A small fire had been made, and after we'd eated we went about trying to clean as much of the sweat and grime off our sticky bodies before climbing into our bags. It was midnight by the time we were all tucked away and camp was quiet.

Day 5: (Almost) Avalance Creek Camp to Logjam Camp

We awoke at 8:00 AM to the sound no one wants to hear at halfway through a long hike; heavy rain. Finding our camp a soggy, dismal, burned-out mess, we ate breakfast in the tents before dressing in our wet-weather gear (for some of us Gore-Tex, for others a mere plastic cape) and packed away our gear and heavy, wet tents. At departure the rain let up, but the dense bush was of course still soaked.

John stands in the middle of our makeshift camp like a tall, sad yellow ghost whle Heidi and Ken pack up behind him.
Another view of our camp; Andre and my tent at left, Reimar and Joh packing up at center next to their green tent, San & Dan's blue tent behind, Heidi at far right.
Not five minutes along the trail we came into the clean, dry and spacious "Avalance Creek Camp", next to Avalance Creek of course! Arrrgh -- next time we send a scout ahead, especially for water!

We hiked through patches of burned forest, large, messy clearings covered in fireweed and strewn boulders and ascended a rocky hill (right) to a viewpoint where we took a mid-morning break.

It somehow seemed fitting that the wettest day would see us hiking through the densest bush and muddiest terrain (even in dry weather). We broke for lunch inbetween showers, and shortly after the skies poured down the heaviest torrent yet. At 4:30 we came to a flat, open forest right next to the Stein River, wide and trianquil here, and the third and final cable car crossing. Deciding this was an excellent spot to camp, the men set right to work stringing up our one large tarp and building a roaring fire underneath.

The rain let up and even the sun came out, making the task of drying our wet gear a little easier.

Casual John, always dressed like quite the gentleman, spends a few moments engrossed in "Constantine"
Luckily most of the contents of our packs had ben stored in plastic, so not much other than what we were wearing was wet.

Nearby, at a large, pebbly beach at a bend in the river, Andre and I bathed in a deep, ice cold pool, implementing the "washing machine wash"; soap up, sink up to neck in water, spin back and forth violently and stagger out clean (and blue!). San sat on the beach near us, thinking the cold water might soothe her skin which had swolled over her entire body as an allergic reaction to the mosquitoe bites. She was almost in tears at the burning, itching pain, but back at camp Ken gave her some Noxema which helped tremendously. She was covered in Noxema for the rest of the trek!

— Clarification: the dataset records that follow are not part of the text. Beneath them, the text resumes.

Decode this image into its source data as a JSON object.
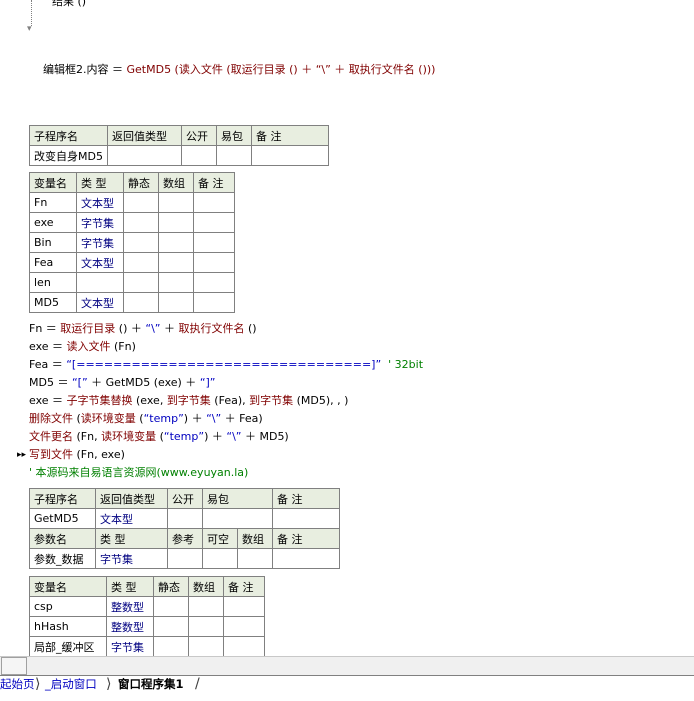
{
  "top_fragment": "结果 ()",
  "assign_line": {
    "lhs": "编辑框2.内容 ＝ ",
    "fn": "GetMD5 (读入文件 (取运行目录 () ＋ “\\” ＋ 取执行文件名 ()))"
  },
  "sub1": {
    "headers": [
      "子程序名",
      "返回值类型",
      "公开",
      "易包",
      "备 注"
    ],
    "row": [
      "改变自身MD5",
      "",
      "",
      "",
      ""
    ]
  },
  "vars1": {
    "headers": [
      "变量名",
      "类 型",
      "静态",
      "数组",
      "备 注"
    ],
    "rows": [
      [
        "Fn",
        "文本型",
        "",
        "",
        ""
      ],
      [
        "exe",
        "字节集",
        "",
        "",
        ""
      ],
      [
        "Bin",
        "字节集",
        "",
        "",
        ""
      ],
      [
        "Fea",
        "文本型",
        "",
        "",
        ""
      ],
      [
        "len",
        "",
        "",
        "",
        ""
      ],
      [
        "MD5",
        "文本型",
        "",
        "",
        ""
      ]
    ]
  },
  "code": [
    {
      "parts": [
        {
          "t": "Fn ＝ ",
          "c": "op"
        },
        {
          "t": "取运行目录",
          "c": "fn"
        },
        {
          "t": " () ＋ ",
          "c": "op"
        },
        {
          "t": "“\\”",
          "c": "str"
        },
        {
          "t": " ＋ ",
          "c": "op"
        },
        {
          "t": "取执行文件名",
          "c": "fn"
        },
        {
          "t": " ()",
          "c": "op"
        }
      ]
    },
    {
      "parts": [
        {
          "t": "exe ＝ ",
          "c": "op"
        },
        {
          "t": "读入文件",
          "c": "fn"
        },
        {
          "t": " (Fn)",
          "c": "op"
        }
      ]
    },
    {
      "parts": [
        {
          "t": "Fea ＝ ",
          "c": "op"
        },
        {
          "t": "“[================================]”",
          "c": "str"
        },
        {
          "t": "  ' 32bit",
          "c": "cm"
        }
      ]
    },
    {
      "parts": [
        {
          "t": "MD5 ＝ ",
          "c": "op"
        },
        {
          "t": "“[”",
          "c": "str"
        },
        {
          "t": " ＋ GetMD5 (exe) ＋ ",
          "c": "op"
        },
        {
          "t": "“]”",
          "c": "str"
        }
      ]
    },
    {
      "parts": [
        {
          "t": "exe ＝ ",
          "c": "op"
        },
        {
          "t": "子字节集替换",
          "c": "fn"
        },
        {
          "t": " (exe, ",
          "c": "op"
        },
        {
          "t": "到字节集",
          "c": "fn"
        },
        {
          "t": " (Fea), ",
          "c": "op"
        },
        {
          "t": "到字节集",
          "c": "fn"
        },
        {
          "t": " (MD5), , )",
          "c": "op"
        }
      ]
    },
    {
      "parts": [
        {
          "t": "删除文件",
          "c": "fn"
        },
        {
          "t": " (",
          "c": "op"
        },
        {
          "t": "读环境变量",
          "c": "fn"
        },
        {
          "t": " (",
          "c": "op"
        },
        {
          "t": "“temp”",
          "c": "str"
        },
        {
          "t": ") ＋ ",
          "c": "op"
        },
        {
          "t": "“\\”",
          "c": "str"
        },
        {
          "t": " ＋ Fea)",
          "c": "op"
        }
      ]
    },
    {
      "parts": [
        {
          "t": "文件更名",
          "c": "fn"
        },
        {
          "t": " (Fn, ",
          "c": "op"
        },
        {
          "t": "读环境变量",
          "c": "fn"
        },
        {
          "t": " (",
          "c": "op"
        },
        {
          "t": "“temp”",
          "c": "str"
        },
        {
          "t": ") ＋ ",
          "c": "op"
        },
        {
          "t": "“\\”",
          "c": "str"
        },
        {
          "t": " ＋ MD5)",
          "c": "op"
        }
      ]
    },
    {
      "parts": [
        {
          "t": "写到文件",
          "c": "fn"
        },
        {
          "t": " (Fn, exe)",
          "c": "op"
        }
      ]
    },
    {
      "parts": [
        {
          "t": "' 本源码来自易语言资源网(www.eyuyan.la)",
          "c": "cm"
        }
      ]
    }
  ],
  "sub2": {
    "headers": [
      "子程序名",
      "返回值类型",
      "公开",
      "易包",
      "备 注"
    ],
    "row": [
      "GetMD5",
      "文本型",
      "",
      "",
      ""
    ],
    "param_headers": [
      "参数名",
      "类 型",
      "参考",
      "可空",
      "数组",
      "备 注"
    ],
    "param_row": [
      "参数_数据",
      "字节集",
      "",
      "",
      "",
      ""
    ]
  },
  "vars2": {
    "headers": [
      "变量名",
      "类 型",
      "静态",
      "数组",
      "备 注"
    ],
    "rows": [
      [
        "csp",
        "整数型",
        "",
        "",
        ""
      ],
      [
        "hHash",
        "整数型",
        "",
        "",
        ""
      ],
      [
        "局部_缓冲区",
        "字节集",
        "",
        "",
        ""
      ]
    ]
  },
  "tabs": [
    "起始页",
    "_启动窗口",
    "窗口程序集1"
  ],
  "icons": {
    "marker": "breakpoint-arrow-icon",
    "hscroll": "scroll-button-icon"
  }
}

Day 6: Logjam Camp to Stein Lake

Our last day in the Stein Valley found us in good cheer and eager to cross the cable car and make for Stein Lake.

Excitement fills the air as we prepare to leave our last camp in the Stein Valley
After crossing the river, the trail was easy to follow throgh an open cedar forest with very little bush. After 2-3 km's we began to climb steadily, eventually comming out to a viewpoint where we could see down the Stein Valley, as well as up into the North Stein Valley and to a cascading waterfall of the North Stein.
Stein Lake

At 2:15 we enjoyed the "monumental" satisfaction of having arrived at Stein Lake. The fairly easy 6km hike of this day under clear skies gave us a sense that we hadn't even dome much this day. None-the-less, we decided to stay put and camp for the day to regain as much strength as we could to prepare for the demanding 3,600 foot ascent that would take us from Stein Lake up to the alpine in one long, arduous climb tomorrow.

Stein Lake. Our camp was at far left of this photo (above the 'S' in 'Stein Lake'. The triangle just right of center marks the steep slope we would be clambering along on day 8, on our way to Figure 8 Lake. The peak above the triangle to the right is Caltha Peak, which looms over Tundra Lake.